* [GIVEN ENTRIES]:
□ □ □
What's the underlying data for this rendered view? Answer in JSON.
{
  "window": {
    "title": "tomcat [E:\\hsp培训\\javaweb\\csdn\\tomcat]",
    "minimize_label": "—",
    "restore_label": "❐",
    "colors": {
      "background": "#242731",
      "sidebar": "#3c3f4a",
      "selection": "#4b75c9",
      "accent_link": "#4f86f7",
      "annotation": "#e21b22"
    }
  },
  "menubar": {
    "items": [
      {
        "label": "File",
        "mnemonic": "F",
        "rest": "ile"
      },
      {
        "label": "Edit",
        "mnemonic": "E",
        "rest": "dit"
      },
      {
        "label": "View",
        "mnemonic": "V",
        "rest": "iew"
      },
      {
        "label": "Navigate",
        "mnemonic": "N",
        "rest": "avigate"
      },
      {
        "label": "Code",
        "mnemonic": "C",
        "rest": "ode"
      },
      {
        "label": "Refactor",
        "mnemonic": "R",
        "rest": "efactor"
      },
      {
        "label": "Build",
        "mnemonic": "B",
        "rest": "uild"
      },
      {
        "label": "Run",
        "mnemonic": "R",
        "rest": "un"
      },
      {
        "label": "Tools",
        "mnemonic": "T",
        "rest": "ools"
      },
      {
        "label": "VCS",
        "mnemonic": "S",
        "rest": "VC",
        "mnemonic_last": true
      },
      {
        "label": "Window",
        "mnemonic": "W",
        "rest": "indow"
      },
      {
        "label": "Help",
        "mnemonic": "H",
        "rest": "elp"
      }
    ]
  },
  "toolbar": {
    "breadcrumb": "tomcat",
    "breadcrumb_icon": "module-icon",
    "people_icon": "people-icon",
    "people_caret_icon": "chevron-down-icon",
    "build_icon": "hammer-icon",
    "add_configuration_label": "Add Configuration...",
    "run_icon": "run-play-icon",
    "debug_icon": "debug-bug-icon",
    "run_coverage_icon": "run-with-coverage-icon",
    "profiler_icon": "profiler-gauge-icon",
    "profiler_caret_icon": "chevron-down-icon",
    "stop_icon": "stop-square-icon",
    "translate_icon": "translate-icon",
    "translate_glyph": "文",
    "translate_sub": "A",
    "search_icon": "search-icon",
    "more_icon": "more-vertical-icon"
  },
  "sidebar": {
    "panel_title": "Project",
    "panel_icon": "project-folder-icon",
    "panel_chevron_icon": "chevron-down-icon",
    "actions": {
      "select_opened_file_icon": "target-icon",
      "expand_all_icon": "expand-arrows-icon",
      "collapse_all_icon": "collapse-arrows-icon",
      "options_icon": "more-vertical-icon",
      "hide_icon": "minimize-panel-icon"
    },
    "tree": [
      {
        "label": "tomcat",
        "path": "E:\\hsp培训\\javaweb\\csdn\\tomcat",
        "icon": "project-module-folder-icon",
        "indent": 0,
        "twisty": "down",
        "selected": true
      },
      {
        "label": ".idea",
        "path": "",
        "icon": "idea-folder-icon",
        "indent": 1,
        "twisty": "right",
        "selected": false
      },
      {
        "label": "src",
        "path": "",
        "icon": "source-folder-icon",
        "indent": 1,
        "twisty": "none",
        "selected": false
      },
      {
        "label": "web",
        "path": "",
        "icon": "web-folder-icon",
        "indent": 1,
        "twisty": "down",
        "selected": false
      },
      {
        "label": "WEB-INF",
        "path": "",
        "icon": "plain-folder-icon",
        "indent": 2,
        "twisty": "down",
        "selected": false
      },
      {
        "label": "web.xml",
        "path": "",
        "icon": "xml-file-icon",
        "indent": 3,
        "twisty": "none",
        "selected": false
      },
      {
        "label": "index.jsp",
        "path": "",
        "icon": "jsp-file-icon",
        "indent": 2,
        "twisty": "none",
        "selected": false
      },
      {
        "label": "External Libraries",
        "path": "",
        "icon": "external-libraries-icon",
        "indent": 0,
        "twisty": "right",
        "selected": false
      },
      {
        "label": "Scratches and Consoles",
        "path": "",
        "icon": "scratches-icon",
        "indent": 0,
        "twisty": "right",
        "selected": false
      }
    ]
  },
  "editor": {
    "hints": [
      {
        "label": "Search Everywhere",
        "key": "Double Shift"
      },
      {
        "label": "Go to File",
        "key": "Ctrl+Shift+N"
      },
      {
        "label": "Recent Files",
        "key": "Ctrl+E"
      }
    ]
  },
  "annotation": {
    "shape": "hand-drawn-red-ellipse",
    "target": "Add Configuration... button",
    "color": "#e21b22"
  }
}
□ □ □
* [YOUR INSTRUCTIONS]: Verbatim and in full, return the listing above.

* [RESPONSE]:
What's the underlying data for this rendered view? Answer in JSON.
{
  "window": {
    "title": "tomcat [E:\\hsp培训\\javaweb\\csdn\\tomcat]",
    "minimize_label": "—",
    "restore_label": "❐",
    "colors": {
      "background": "#242731",
      "sidebar": "#3c3f4a",
      "selection": "#4b75c9",
      "accent_link": "#4f86f7",
      "annotation": "#e21b22"
    }
  },
  "menubar": {
    "items": [
      {
        "label": "File",
        "mnemonic": "F",
        "rest": "ile"
      },
      {
        "label": "Edit",
        "mnemonic": "E",
        "rest": "dit"
      },
      {
        "label": "View",
        "mnemonic": "V",
        "rest": "iew"
      },
      {
        "label": "Navigate",
        "mnemonic": "N",
        "rest": "avigate"
      },
      {
        "label": "Code",
        "mnemonic": "C",
        "rest": "ode"
      },
      {
        "label": "Refactor",
        "mnemonic": "R",
        "rest": "efactor"
      },
      {
        "label": "Build",
        "mnemonic": "B",
        "rest": "uild"
      },
      {
        "label": "Run",
        "mnemonic": "R",
        "rest": "un"
      },
      {
        "label": "Tools",
        "mnemonic": "T",
        "rest": "ools"
      },
      {
        "label": "VCS",
        "mnemonic": "S",
        "rest": "VC",
        "mnemonic_last": true
      },
      {
        "label": "Window",
        "mnemonic": "W",
        "rest": "indow"
      },
      {
        "label": "Help",
        "mnemonic": "H",
        "rest": "elp"
      }
    ]
  },
  "toolbar": {
    "breadcrumb": "tomcat",
    "breadcrumb_icon": "module-icon",
    "people_icon": "people-icon",
    "people_caret_icon": "chevron-down-icon",
    "build_icon": "hammer-icon",
    "add_configuration_label": "Add Configuration...",
    "run_icon": "run-play-icon",
    "debug_icon": "debug-bug-icon",
    "run_coverage_icon": "run-with-coverage-icon",
    "profiler_icon": "profiler-gauge-icon",
    "profiler_caret_icon": "chevron-down-icon",
    "stop_icon": "stop-square-icon",
    "translate_icon": "translate-icon",
    "translate_glyph": "文",
    "translate_sub": "A",
    "search_icon": "search-icon",
    "more_icon": "more-vertical-icon"
  },
  "sidebar": {
    "panel_title": "Project",
    "panel_icon": "project-folder-icon",
    "panel_chevron_icon": "chevron-down-icon",
    "actions": {
      "select_opened_file_icon": "target-icon",
      "expand_all_icon": "expand-arrows-icon",
      "collapse_all_icon": "collapse-arrows-icon",
      "options_icon": "more-vertical-icon",
      "hide_icon": "minimize-panel-icon"
    },
    "tree": [
      {
        "label": "tomcat",
        "path": "E:\\hsp培训\\javaweb\\csdn\\tomcat",
        "icon": "project-module-folder-icon",
        "indent": 0,
        "twisty": "down",
        "selected": true
      },
      {
        "label": ".idea",
        "path": "",
        "icon": "idea-folder-icon",
        "indent": 1,
        "twisty": "right",
        "selected": false
      },
      {
        "label": "src",
        "path": "",
        "icon": "source-folder-icon",
        "indent": 1,
        "twisty": "none",
        "selected": false
      },
      {
        "label": "web",
        "path": "",
        "icon": "web-folder-icon",
        "indent": 1,
        "twisty": "down",
        "selected": false
      },
      {
        "label": "WEB-INF",
        "path": "",
        "icon": "plain-folder-icon",
        "indent": 2,
        "twisty": "down",
        "selected": false
      },
      {
        "label": "web.xml",
        "path": "",
        "icon": "xml-file-icon",
        "indent": 3,
        "twisty": "none",
        "selected": false
      },
      {
        "label": "index.jsp",
        "path": "",
        "icon": "jsp-file-icon",
        "indent": 2,
        "twisty": "none",
        "selected": false
      },
      {
        "label": "External Libraries",
        "path": "",
        "icon": "external-libraries-icon",
        "indent": 0,
        "twisty": "right",
        "selected": false
      },
      {
        "label": "Scratches and Consoles",
        "path": "",
        "icon": "scratches-icon",
        "indent": 0,
        "twisty": "right",
        "selected": false
      }
    ]
  },
  "editor": {
    "hints": [
      {
        "label": "Search Everywhere",
        "key": "Double Shift"
      },
      {
        "label": "Go to File",
        "key": "Ctrl+Shift+N"
      },
      {
        "label": "Recent Files",
        "key": "Ctrl+E"
      }
    ]
  },
  "annotation": {
    "shape": "hand-drawn-red-ellipse",
    "target": "Add Configuration... button",
    "color": "#e21b22"
  }
}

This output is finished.